━━━━━ SOURCE DATA ━━━━━

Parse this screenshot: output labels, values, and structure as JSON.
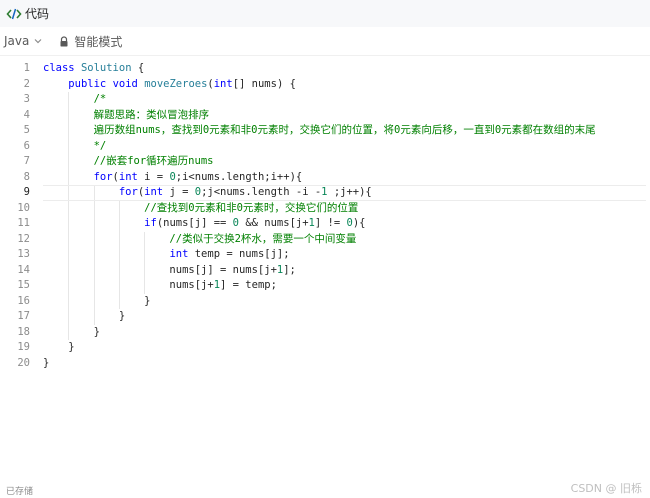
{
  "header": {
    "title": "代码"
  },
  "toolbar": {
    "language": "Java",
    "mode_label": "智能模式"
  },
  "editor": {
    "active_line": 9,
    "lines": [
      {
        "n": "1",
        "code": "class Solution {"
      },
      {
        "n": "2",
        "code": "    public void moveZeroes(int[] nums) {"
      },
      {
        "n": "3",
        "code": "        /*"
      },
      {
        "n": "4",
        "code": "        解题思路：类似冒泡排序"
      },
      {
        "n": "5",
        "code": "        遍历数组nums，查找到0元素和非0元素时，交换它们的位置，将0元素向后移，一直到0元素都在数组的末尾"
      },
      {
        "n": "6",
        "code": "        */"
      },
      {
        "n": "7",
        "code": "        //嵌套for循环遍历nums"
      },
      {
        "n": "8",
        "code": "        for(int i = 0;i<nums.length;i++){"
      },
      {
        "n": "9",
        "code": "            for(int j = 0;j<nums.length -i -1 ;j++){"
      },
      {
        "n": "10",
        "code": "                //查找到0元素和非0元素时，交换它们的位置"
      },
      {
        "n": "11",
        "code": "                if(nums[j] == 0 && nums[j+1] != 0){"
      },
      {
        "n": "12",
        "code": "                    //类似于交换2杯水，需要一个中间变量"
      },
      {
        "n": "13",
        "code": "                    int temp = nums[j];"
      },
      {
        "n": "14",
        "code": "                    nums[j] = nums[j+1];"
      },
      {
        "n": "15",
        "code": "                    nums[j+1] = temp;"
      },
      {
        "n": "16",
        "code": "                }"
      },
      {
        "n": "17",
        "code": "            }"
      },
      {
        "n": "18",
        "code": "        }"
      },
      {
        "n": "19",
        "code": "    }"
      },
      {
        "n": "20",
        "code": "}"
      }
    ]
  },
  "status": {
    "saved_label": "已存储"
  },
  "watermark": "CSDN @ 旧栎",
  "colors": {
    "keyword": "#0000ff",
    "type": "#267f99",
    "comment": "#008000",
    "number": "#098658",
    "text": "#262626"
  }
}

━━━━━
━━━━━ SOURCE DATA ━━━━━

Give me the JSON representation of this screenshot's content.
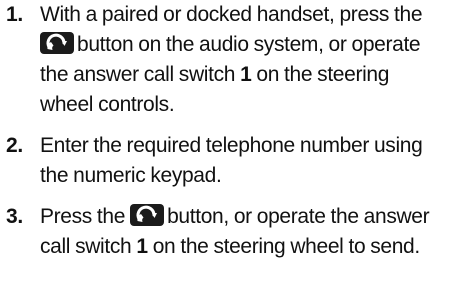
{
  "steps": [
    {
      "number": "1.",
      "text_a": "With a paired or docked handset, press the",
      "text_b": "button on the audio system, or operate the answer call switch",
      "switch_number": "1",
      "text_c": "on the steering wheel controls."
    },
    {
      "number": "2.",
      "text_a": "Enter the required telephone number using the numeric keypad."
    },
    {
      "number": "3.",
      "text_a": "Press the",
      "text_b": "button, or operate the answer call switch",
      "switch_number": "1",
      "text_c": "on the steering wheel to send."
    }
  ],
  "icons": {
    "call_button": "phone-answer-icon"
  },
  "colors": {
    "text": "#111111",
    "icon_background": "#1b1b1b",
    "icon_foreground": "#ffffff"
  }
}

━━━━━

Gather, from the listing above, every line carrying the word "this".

Parse this screenshot: output labels, values, and structure as JSON.
Give me the JSON representation of this screenshot's content.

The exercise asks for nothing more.